● EXTRACTED INFORMATION
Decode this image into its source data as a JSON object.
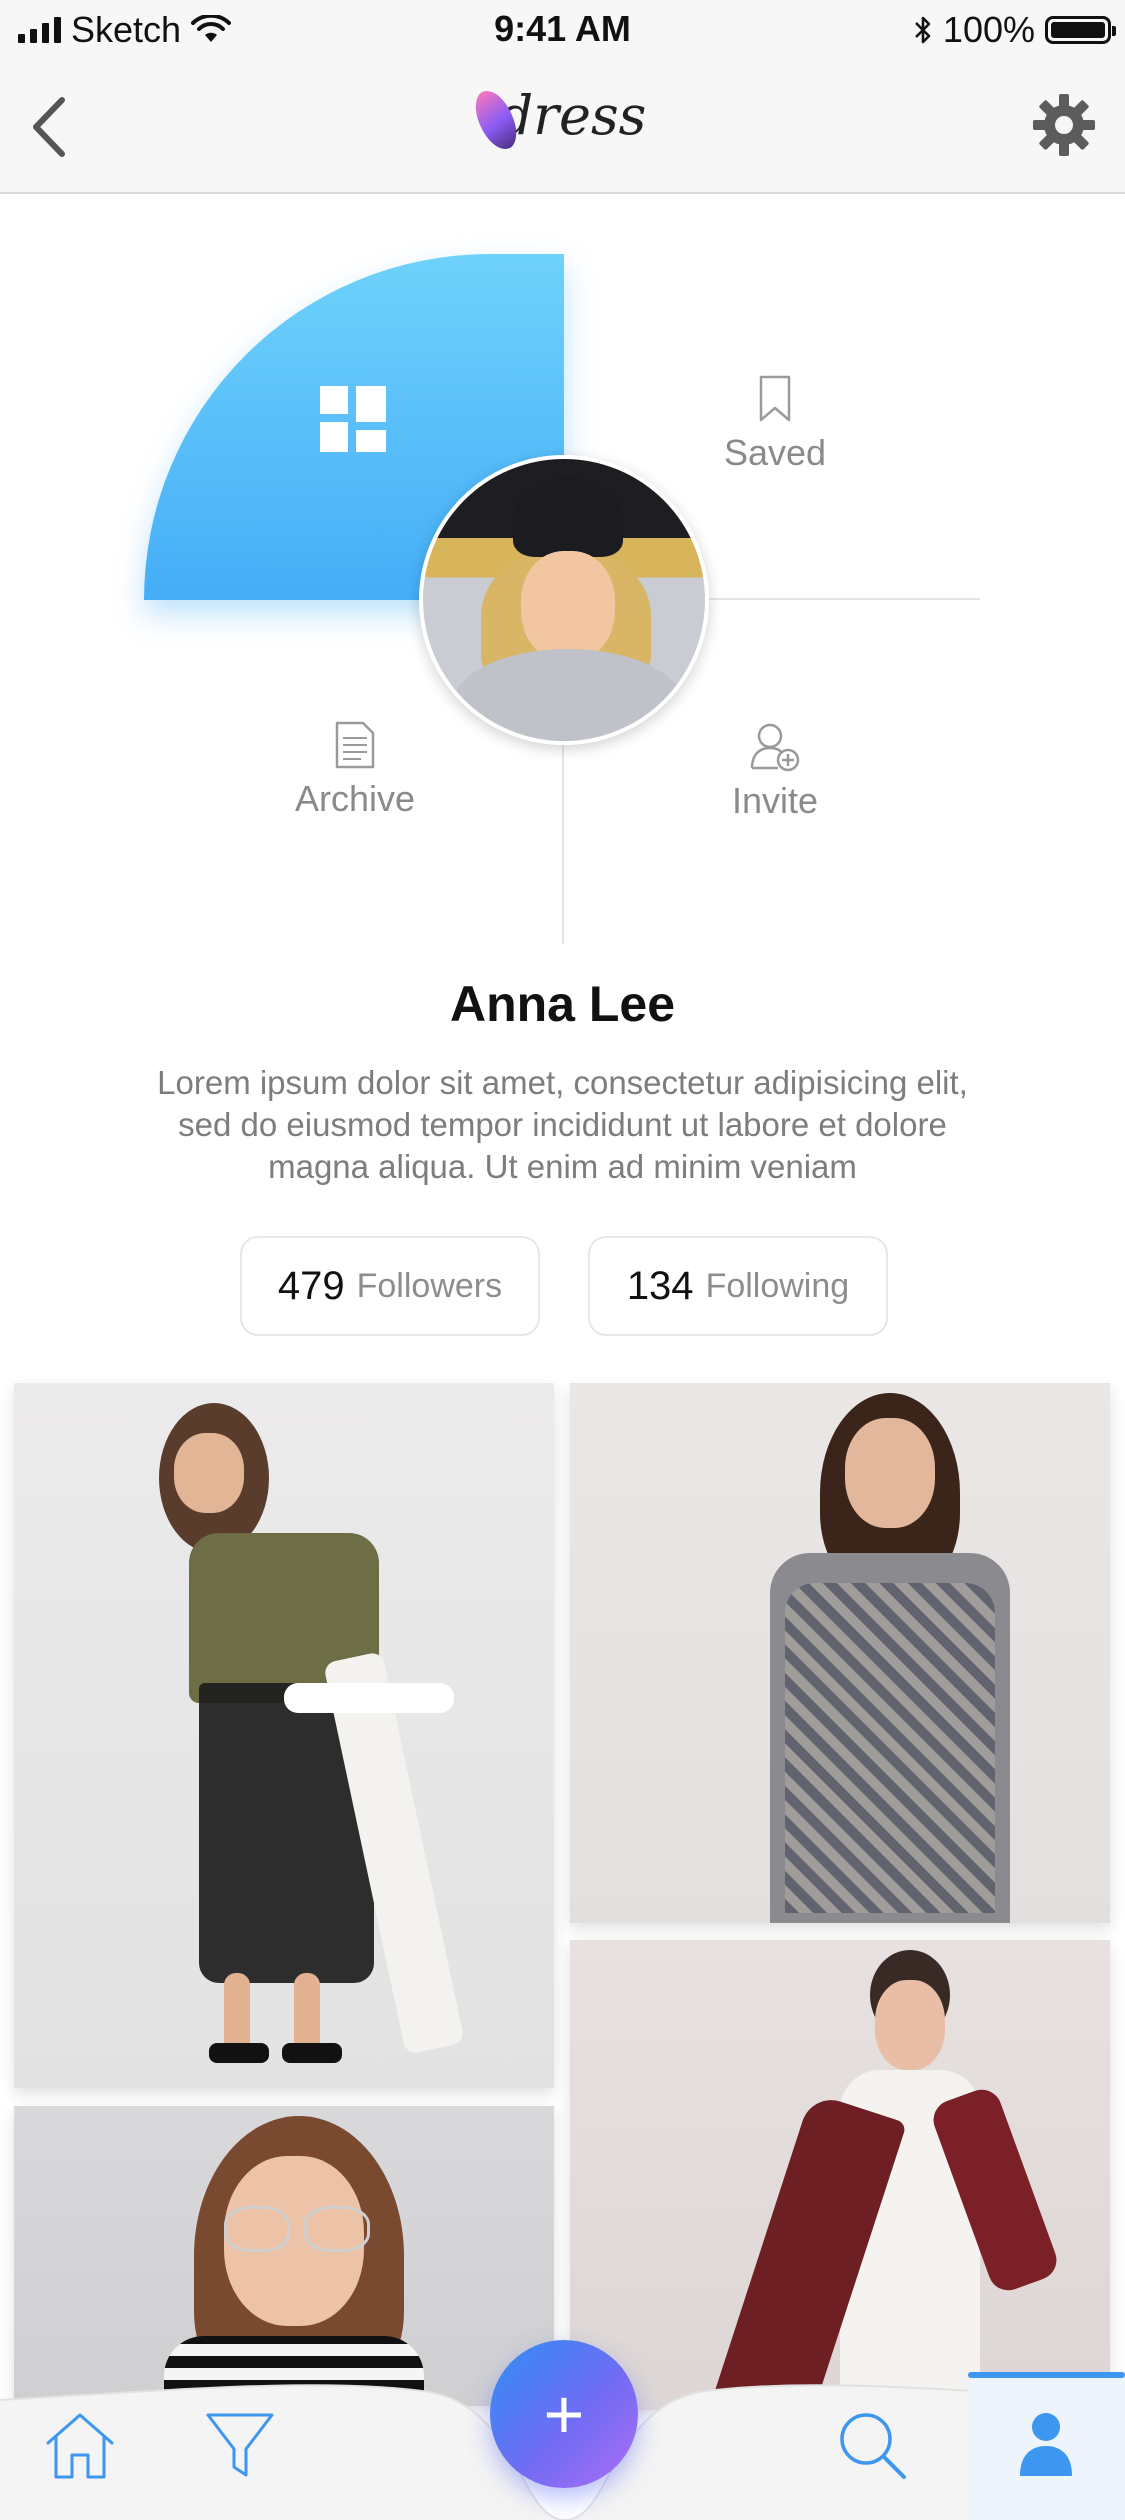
{
  "status_bar": {
    "carrier": "Sketch",
    "time": "9:41 AM",
    "battery_percent": "100%"
  },
  "nav": {
    "logo_text": "dress",
    "back_icon": "chevron-left-icon",
    "settings_icon": "gear-icon"
  },
  "profile_menu": {
    "dashboard_icon": "grid-icon",
    "saved_label": "Saved",
    "archive_label": "Archive",
    "invite_label": "Invite",
    "accent_gradient": [
      "#6fd2fb",
      "#45adf7"
    ]
  },
  "profile": {
    "name": "Anna Lee",
    "bio": "Lorem ipsum dolor sit amet, consectetur adipisicing elit, sed do eiusmod tempor incididunt ut labore et dolore magna aliqua. Ut enim ad minim veniam"
  },
  "stats": {
    "followers_count": "479",
    "followers_label": "Followers",
    "following_count": "134",
    "following_label": "Following"
  },
  "photos": [
    {
      "name": "photo-olive-top-lace-skirt"
    },
    {
      "name": "photo-printed-kurta"
    },
    {
      "name": "photo-striped-tee-glasses"
    },
    {
      "name": "photo-white-dress-maroon-cape"
    }
  ],
  "tab_bar": {
    "items": [
      "home-icon",
      "filter-icon",
      "add-button",
      "search-icon",
      "profile-icon"
    ],
    "fab_label": "+",
    "active_item": "profile",
    "accent_color": "#3d96f0"
  }
}
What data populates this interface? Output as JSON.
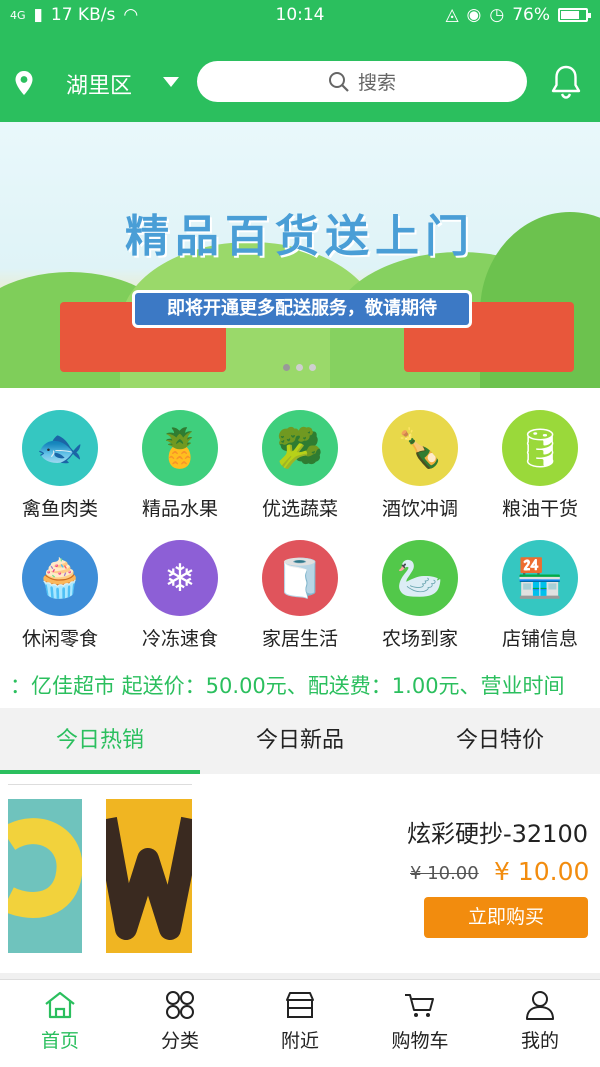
{
  "status_bar": {
    "network": "4G",
    "speed": "17 KB/s",
    "time": "10:14",
    "battery": "76%",
    "battery_level": 0.76
  },
  "header": {
    "location": "湖里区",
    "search_placeholder": "搜索"
  },
  "banner": {
    "title": "精品百货送上门",
    "subtitle": "即将开通更多配送服务，敬请期待",
    "slide_count": 3,
    "active_slide": 0
  },
  "categories": [
    {
      "label": "禽鱼肉类",
      "icon": "poultry-fish-icon",
      "color": "#35c7c1"
    },
    {
      "label": "精品水果",
      "icon": "fruit-basket-icon",
      "color": "#3fcf7d"
    },
    {
      "label": "优选蔬菜",
      "icon": "broccoli-icon",
      "color": "#3fcf7d"
    },
    {
      "label": "酒饮冲调",
      "icon": "bottles-icon",
      "color": "#e8d84a"
    },
    {
      "label": "粮油干货",
      "icon": "grain-oil-icon",
      "color": "#9ad93a"
    },
    {
      "label": "休闲零食",
      "icon": "cupcake-icon",
      "color": "#3e8ed8"
    },
    {
      "label": "冷冻速食",
      "icon": "snowflake-icon",
      "color": "#8d5fd6"
    },
    {
      "label": "家居生活",
      "icon": "tissue-roll-icon",
      "color": "#e0545c"
    },
    {
      "label": "农场到家",
      "icon": "goose-icon",
      "color": "#52c84a"
    },
    {
      "label": "店铺信息",
      "icon": "shop-icon",
      "color": "#35c7c1"
    }
  ],
  "notice": "：亿佳超市 起送价：50.00元、配送费：1.00元、营业时间",
  "tabs": [
    {
      "label": "今日热销"
    },
    {
      "label": "今日新品"
    },
    {
      "label": "今日特价"
    }
  ],
  "product": {
    "name": "炫彩硬抄-32100",
    "old_price": "¥ 10.00",
    "price": "¥ 10.00",
    "buy_label": "立即购买"
  },
  "bottom_nav": [
    {
      "label": "首页",
      "icon": "home-icon"
    },
    {
      "label": "分类",
      "icon": "category-icon"
    },
    {
      "label": "附近",
      "icon": "store-icon"
    },
    {
      "label": "购物车",
      "icon": "cart-icon"
    },
    {
      "label": "我的",
      "icon": "user-icon"
    }
  ],
  "colors": {
    "brand": "#2bbf5e",
    "accent": "#f28c0e"
  }
}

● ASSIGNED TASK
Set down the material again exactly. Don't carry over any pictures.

● SOLVED EXERCISE
Decode this image into its source data as a JSON object.
{
  "status_bar": {
    "carrier": "Sketch",
    "time": "9:41 AM",
    "battery_percent": "100%"
  },
  "nav": {
    "logo_text": "dress",
    "back_icon": "chevron-left-icon",
    "settings_icon": "gear-icon"
  },
  "profile_menu": {
    "dashboard_icon": "grid-icon",
    "saved_label": "Saved",
    "archive_label": "Archive",
    "invite_label": "Invite",
    "accent_gradient": [
      "#6fd2fb",
      "#45adf7"
    ]
  },
  "profile": {
    "name": "Anna Lee",
    "bio": "Lorem ipsum dolor sit amet, consectetur adipisicing elit, sed do eiusmod tempor incididunt ut labore et dolore magna aliqua. Ut enim ad minim veniam"
  },
  "stats": {
    "followers_count": "479",
    "followers_label": "Followers",
    "following_count": "134",
    "following_label": "Following"
  },
  "photos": [
    {
      "name": "photo-olive-top-lace-skirt"
    },
    {
      "name": "photo-printed-kurta"
    },
    {
      "name": "photo-striped-tee-glasses"
    },
    {
      "name": "photo-white-dress-maroon-cape"
    }
  ],
  "tab_bar": {
    "items": [
      "home-icon",
      "filter-icon",
      "add-button",
      "search-icon",
      "profile-icon"
    ],
    "fab_label": "+",
    "active_item": "profile",
    "accent_color": "#3d96f0"
  }
}
What data populates this interface? Output as JSON.
{
  "status_bar": {
    "network": "4G",
    "speed": "17 KB/s",
    "time": "10:14",
    "battery": "76%",
    "battery_level": 0.76
  },
  "header": {
    "location": "湖里区",
    "search_placeholder": "搜索"
  },
  "banner": {
    "title": "精品百货送上门",
    "subtitle": "即将开通更多配送服务，敬请期待",
    "slide_count": 3,
    "active_slide": 0
  },
  "categories": [
    {
      "label": "禽鱼肉类",
      "icon": "poultry-fish-icon",
      "color": "#35c7c1"
    },
    {
      "label": "精品水果",
      "icon": "fruit-basket-icon",
      "color": "#3fcf7d"
    },
    {
      "label": "优选蔬菜",
      "icon": "broccoli-icon",
      "color": "#3fcf7d"
    },
    {
      "label": "酒饮冲调",
      "icon": "bottles-icon",
      "color": "#e8d84a"
    },
    {
      "label": "粮油干货",
      "icon": "grain-oil-icon",
      "color": "#9ad93a"
    },
    {
      "label": "休闲零食",
      "icon": "cupcake-icon",
      "color": "#3e8ed8"
    },
    {
      "label": "冷冻速食",
      "icon": "snowflake-icon",
      "color": "#8d5fd6"
    },
    {
      "label": "家居生活",
      "icon": "tissue-roll-icon",
      "color": "#e0545c"
    },
    {
      "label": "农场到家",
      "icon": "goose-icon",
      "color": "#52c84a"
    },
    {
      "label": "店铺信息",
      "icon": "shop-icon",
      "color": "#35c7c1"
    }
  ],
  "notice": "：亿佳超市 起送价：50.00元、配送费：1.00元、营业时间",
  "tabs": [
    {
      "label": "今日热销"
    },
    {
      "label": "今日新品"
    },
    {
      "label": "今日特价"
    }
  ],
  "product": {
    "name": "炫彩硬抄-32100",
    "old_price": "¥ 10.00",
    "price": "¥ 10.00",
    "buy_label": "立即购买"
  },
  "bottom_nav": [
    {
      "label": "首页",
      "icon": "home-icon"
    },
    {
      "label": "分类",
      "icon": "category-icon"
    },
    {
      "label": "附近",
      "icon": "store-icon"
    },
    {
      "label": "购物车",
      "icon": "cart-icon"
    },
    {
      "label": "我的",
      "icon": "user-icon"
    }
  ],
  "colors": {
    "brand": "#2bbf5e",
    "accent": "#f28c0e"
  }
}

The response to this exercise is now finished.